| WHAT THE EXERCISE ASKS |
Retype the records below exactly. Leave nothing out.

| EXERCISE DATA |
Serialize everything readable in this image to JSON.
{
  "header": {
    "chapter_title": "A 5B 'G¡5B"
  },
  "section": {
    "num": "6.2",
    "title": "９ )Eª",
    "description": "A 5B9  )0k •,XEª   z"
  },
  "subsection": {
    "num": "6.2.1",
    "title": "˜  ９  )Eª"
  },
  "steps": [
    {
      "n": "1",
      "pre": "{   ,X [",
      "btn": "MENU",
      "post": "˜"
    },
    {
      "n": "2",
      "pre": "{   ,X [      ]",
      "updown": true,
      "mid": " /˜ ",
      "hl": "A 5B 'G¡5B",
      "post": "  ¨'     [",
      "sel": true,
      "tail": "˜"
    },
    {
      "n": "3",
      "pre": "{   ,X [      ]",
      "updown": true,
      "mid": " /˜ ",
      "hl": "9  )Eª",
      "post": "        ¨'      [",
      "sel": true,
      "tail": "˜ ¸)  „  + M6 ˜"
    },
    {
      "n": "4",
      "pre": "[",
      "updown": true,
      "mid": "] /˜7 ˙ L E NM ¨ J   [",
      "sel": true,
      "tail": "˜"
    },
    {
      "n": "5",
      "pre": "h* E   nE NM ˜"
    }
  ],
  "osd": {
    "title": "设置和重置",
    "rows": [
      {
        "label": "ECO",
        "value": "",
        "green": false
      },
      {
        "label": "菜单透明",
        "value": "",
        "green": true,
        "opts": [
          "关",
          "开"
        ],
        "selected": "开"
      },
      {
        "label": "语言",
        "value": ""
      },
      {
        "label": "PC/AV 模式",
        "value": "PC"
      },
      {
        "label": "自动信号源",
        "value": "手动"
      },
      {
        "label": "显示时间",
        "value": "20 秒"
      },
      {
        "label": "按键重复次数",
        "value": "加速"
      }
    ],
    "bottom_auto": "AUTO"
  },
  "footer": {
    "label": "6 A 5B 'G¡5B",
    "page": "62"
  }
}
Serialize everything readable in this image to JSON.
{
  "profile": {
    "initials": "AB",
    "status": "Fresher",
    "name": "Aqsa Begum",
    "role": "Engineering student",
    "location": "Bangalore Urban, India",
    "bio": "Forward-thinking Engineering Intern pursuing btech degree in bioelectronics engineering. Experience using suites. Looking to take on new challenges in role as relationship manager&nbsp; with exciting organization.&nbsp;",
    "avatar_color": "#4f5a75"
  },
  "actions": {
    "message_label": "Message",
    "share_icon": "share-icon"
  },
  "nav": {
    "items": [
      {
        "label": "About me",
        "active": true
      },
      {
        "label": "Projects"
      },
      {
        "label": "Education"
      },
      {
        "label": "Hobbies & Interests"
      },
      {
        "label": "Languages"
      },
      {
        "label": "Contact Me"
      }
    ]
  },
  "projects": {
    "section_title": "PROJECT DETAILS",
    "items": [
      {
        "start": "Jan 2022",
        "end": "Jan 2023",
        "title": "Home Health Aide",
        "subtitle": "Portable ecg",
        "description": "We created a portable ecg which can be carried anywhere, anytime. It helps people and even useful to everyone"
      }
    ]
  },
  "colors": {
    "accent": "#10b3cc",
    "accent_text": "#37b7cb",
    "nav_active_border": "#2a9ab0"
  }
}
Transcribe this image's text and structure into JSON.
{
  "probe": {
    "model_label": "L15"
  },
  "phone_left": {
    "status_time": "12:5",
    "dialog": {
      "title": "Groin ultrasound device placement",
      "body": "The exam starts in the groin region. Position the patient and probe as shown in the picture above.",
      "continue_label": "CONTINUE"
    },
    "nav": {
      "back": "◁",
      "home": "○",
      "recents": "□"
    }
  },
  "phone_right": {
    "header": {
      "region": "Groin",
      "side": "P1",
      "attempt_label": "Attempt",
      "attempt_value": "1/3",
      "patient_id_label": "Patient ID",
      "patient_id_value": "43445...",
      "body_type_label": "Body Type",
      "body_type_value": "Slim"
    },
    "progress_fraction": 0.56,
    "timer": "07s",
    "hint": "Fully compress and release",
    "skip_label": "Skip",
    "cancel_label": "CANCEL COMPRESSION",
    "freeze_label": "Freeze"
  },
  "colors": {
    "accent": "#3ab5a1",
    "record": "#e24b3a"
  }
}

| RESPONSE TO THIS EXERCISE |
Serialize everything readable in this image to JSON.
{
  "header": {
    "chapter_title": "A 5B 'G¡5B"
  },
  "section": {
    "num": "6.2",
    "title": "９ )Eª",
    "description": "A 5B9  )0k •,XEª   z"
  },
  "subsection": {
    "num": "6.2.1",
    "title": "˜  ９  )Eª"
  },
  "steps": [
    {
      "n": "1",
      "pre": "{   ,X [",
      "btn": "MENU",
      "post": "˜"
    },
    {
      "n": "2",
      "pre": "{   ,X [      ]",
      "updown": true,
      "mid": " /˜ ",
      "hl": "A 5B 'G¡5B",
      "post": "  ¨'     [",
      "sel": true,
      "tail": "˜"
    },
    {
      "n": "3",
      "pre": "{   ,X [      ]",
      "updown": true,
      "mid": " /˜ ",
      "hl": "9  )Eª",
      "post": "        ¨'      [",
      "sel": true,
      "tail": "˜ ¸)  „  + M6 ˜"
    },
    {
      "n": "4",
      "pre": "[",
      "updown": true,
      "mid": "] /˜7 ˙ L E NM ¨ J   [",
      "sel": true,
      "tail": "˜"
    },
    {
      "n": "5",
      "pre": "h* E   nE NM ˜"
    }
  ],
  "osd": {
    "title": "设置和重置",
    "rows": [
      {
        "label": "ECO",
        "value": "",
        "green": false
      },
      {
        "label": "菜单透明",
        "value": "",
        "green": true,
        "opts": [
          "关",
          "开"
        ],
        "selected": "开"
      },
      {
        "label": "语言",
        "value": ""
      },
      {
        "label": "PC/AV 模式",
        "value": "PC"
      },
      {
        "label": "自动信号源",
        "value": "手动"
      },
      {
        "label": "显示时间",
        "value": "20 秒"
      },
      {
        "label": "按键重复次数",
        "value": "加速"
      }
    ],
    "bottom_auto": "AUTO"
  },
  "footer": {
    "label": "6 A 5B 'G¡5B",
    "page": "62"
  }
}
Serialize everything readable in this image to JSON.
{
  "profile": {
    "initials": "AB",
    "status": "Fresher",
    "name": "Aqsa Begum",
    "role": "Engineering student",
    "location": "Bangalore Urban, India",
    "bio": "Forward-thinking Engineering Intern pursuing btech degree in bioelectronics engineering. Experience using suites. Looking to take on new challenges in role as relationship manager&nbsp; with exciting organization.&nbsp;",
    "avatar_color": "#4f5a75"
  },
  "actions": {
    "message_label": "Message",
    "share_icon": "share-icon"
  },
  "nav": {
    "items": [
      {
        "label": "About me",
        "active": true
      },
      {
        "label": "Projects"
      },
      {
        "label": "Education"
      },
      {
        "label": "Hobbies & Interests"
      },
      {
        "label": "Languages"
      },
      {
        "label": "Contact Me"
      }
    ]
  },
  "projects": {
    "section_title": "PROJECT DETAILS",
    "items": [
      {
        "start": "Jan 2022",
        "end": "Jan 2023",
        "title": "Home Health Aide",
        "subtitle": "Portable ecg",
        "description": "We created a portable ecg which can be carried anywhere, anytime. It helps people and even useful to everyone"
      }
    ]
  },
  "colors": {
    "accent": "#10b3cc",
    "accent_text": "#37b7cb",
    "nav_active_border": "#2a9ab0"
  }
}
Transcribe this image's text and structure into JSON.
{
  "probe": {
    "model_label": "L15"
  },
  "phone_left": {
    "status_time": "12:5",
    "dialog": {
      "title": "Groin ultrasound device placement",
      "body": "The exam starts in the groin region. Position the patient and probe as shown in the picture above.",
      "continue_label": "CONTINUE"
    },
    "nav": {
      "back": "◁",
      "home": "○",
      "recents": "□"
    }
  },
  "phone_right": {
    "header": {
      "region": "Groin",
      "side": "P1",
      "attempt_label": "Attempt",
      "attempt_value": "1/3",
      "patient_id_label": "Patient ID",
      "patient_id_value": "43445...",
      "body_type_label": "Body Type",
      "body_type_value": "Slim"
    },
    "progress_fraction": 0.56,
    "timer": "07s",
    "hint": "Fully compress and release",
    "skip_label": "Skip",
    "cancel_label": "CANCEL COMPRESSION",
    "freeze_label": "Freeze"
  },
  "colors": {
    "accent": "#3ab5a1",
    "record": "#e24b3a"
  }
}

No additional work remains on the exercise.